▸ **WHAT THIS TASK INVOLVES**:
Write out all the entries below without any change.

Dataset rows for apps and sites
□ □ □ □ □ □ □

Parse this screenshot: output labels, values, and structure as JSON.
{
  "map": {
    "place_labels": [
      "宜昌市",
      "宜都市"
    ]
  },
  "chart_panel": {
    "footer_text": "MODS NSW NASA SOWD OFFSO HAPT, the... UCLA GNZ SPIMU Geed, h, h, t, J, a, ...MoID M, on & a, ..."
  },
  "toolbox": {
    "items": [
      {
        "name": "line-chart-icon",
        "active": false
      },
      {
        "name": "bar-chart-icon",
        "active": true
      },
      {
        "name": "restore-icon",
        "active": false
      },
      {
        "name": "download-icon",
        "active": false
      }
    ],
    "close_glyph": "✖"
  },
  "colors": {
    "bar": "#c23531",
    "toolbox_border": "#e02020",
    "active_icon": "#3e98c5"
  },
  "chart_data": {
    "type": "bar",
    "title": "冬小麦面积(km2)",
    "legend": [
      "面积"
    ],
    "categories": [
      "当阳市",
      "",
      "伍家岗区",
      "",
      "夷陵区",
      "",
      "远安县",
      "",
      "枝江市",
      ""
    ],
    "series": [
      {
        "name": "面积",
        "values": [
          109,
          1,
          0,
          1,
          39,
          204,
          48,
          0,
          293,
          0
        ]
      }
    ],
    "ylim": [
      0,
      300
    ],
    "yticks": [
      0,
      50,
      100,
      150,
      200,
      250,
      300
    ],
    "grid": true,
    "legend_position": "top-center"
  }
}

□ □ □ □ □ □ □

▸ **TASK ANSWER**:
Parse this screenshot: output labels, values, and structure as JSON.
{
  "map": {
    "place_labels": [
      "宜昌市",
      "宜都市"
    ]
  },
  "chart_panel": {
    "footer_text": "MODS NSW NASA SOWD OFFSO HAPT, the... UCLA GNZ SPIMU Geed, h, h, t, J, a, ...MoID M, on & a, ..."
  },
  "toolbox": {
    "items": [
      {
        "name": "line-chart-icon",
        "active": false
      },
      {
        "name": "bar-chart-icon",
        "active": true
      },
      {
        "name": "restore-icon",
        "active": false
      },
      {
        "name": "download-icon",
        "active": false
      }
    ],
    "close_glyph": "✖"
  },
  "colors": {
    "bar": "#c23531",
    "toolbox_border": "#e02020",
    "active_icon": "#3e98c5"
  },
  "chart_data": {
    "type": "bar",
    "title": "冬小麦面积(km2)",
    "legend": [
      "面积"
    ],
    "categories": [
      "当阳市",
      "",
      "伍家岗区",
      "",
      "夷陵区",
      "",
      "远安县",
      "",
      "枝江市",
      ""
    ],
    "series": [
      {
        "name": "面积",
        "values": [
          109,
          1,
          0,
          1,
          39,
          204,
          48,
          0,
          293,
          0
        ]
      }
    ],
    "ylim": [
      0,
      300
    ],
    "yticks": [
      0,
      50,
      100,
      150,
      200,
      250,
      300
    ],
    "grid": true,
    "legend_position": "top-center"
  }
}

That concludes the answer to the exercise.